Urban Parsley & A Falling Star

Much as I hate going to most supermarkets, I’ll admit to liking Waitrose. On the handful of occasions I’ve been there, I enjoyed the clean shiny floors, the high quality of the fresh fruit, chuckling at the “Essential” selection (because who can live without perfumed ironing water and brioche?), taking home a box of yuzu-flavoured coconut water ice lollies (seriously, you HAVE to try them)… it’s exactly the kind of gently rarefied establishment at which you might expect someone like Joanna Lumley to shop, right? Well, in a showbiz exclusive of absolute Heat proportions, I can confirm that indeed she does shop there. During our last visit to our local branch, my partner and I did a double take as we noticed Ms Lumley, with jewel-coloured lipstick and not a hair out of place, gliding through the frozen section. We spent a good five minutes furtively following her at a distance. Creepy behaviour? Possibly… OK, definitely… but what else do you do in the presence of a national treasure and the woman who brought Patsy Stone into the world? The only alternative would be to doff one’s cap and bow and scrape and say “ma’am” a lot. And I wasn’t wearing a cap. In any case, she didn’t (or seemed not to) notice us.
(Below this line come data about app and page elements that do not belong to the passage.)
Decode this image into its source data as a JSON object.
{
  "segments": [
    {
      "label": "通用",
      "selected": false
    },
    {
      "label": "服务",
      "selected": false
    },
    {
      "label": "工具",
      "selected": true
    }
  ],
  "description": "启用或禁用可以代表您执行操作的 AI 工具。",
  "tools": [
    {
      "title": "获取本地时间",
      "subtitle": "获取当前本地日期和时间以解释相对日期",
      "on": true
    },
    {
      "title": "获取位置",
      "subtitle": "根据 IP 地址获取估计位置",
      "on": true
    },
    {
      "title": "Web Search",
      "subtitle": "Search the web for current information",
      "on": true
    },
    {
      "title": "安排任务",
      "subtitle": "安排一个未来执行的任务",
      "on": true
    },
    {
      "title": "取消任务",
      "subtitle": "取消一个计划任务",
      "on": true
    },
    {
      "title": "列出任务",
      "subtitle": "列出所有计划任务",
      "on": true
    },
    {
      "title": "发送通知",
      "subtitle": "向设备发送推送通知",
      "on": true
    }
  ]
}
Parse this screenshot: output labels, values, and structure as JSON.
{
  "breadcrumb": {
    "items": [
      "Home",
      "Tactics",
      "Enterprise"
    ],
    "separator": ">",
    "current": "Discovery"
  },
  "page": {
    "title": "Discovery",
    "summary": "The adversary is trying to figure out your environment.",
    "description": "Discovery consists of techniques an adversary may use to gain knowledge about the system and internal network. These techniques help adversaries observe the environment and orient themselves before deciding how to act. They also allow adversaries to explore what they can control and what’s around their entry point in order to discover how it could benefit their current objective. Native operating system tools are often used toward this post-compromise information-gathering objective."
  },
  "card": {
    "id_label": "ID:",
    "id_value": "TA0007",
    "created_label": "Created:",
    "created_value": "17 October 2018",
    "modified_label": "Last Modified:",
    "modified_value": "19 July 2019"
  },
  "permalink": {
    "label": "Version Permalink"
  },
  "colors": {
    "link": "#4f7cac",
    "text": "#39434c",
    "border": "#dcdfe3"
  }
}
I’ve developed a bit of a reputation among friends and family as a star-spotter. Among others, I’ve happened upon Ellie Goulding, Renee Zellweger, and Bill Nighy. Nighy was one of my favourites. He noticed me recognising him as he walked by, and as if in reply he gave me a nod and an effortlessly cool look, doubtless practised already a thousand times, that said “Yes, that’s right. I’m Bill Nighy. But let’s stay cool about that fact and keep it to ourselves, shall we?”. Lumley, too, was up there among my favourite stars that I happened to have spotted. I just thought, She seems so fantastic. Posh yet down-to-Earth and willing to take the piss out of herself. Always gracious and elegant. A terrific sense of humour. The woman who gave us the grotesque and glamorous Patsy. On a personal level, I felt a bit of an affinity with her because I knew she was a lover of cats and giraffes, and completely hopeless at maths (this is true. Like my mother, she was told not to even bother sitting a Maths O-level. This was back in the days when presumably it was OK for teachers to slap a child on the back and say “Well, never mind about maths, Jenkins; no one was really expecting you to amount to anything anyway”). Then there was her work on behalf of the ghurkas, and her passion for conservation and environment. So yes. I thought Lumley was – how can I resist it? – absolutely fabulous.

Since then, however, things have changed. Lumley is no longer a figure of particular admiration for me. I am now one of many, in fact, who are fighting her tooth and nail over the future of the city we share, and I am left wondering: How did it all come to this? Read More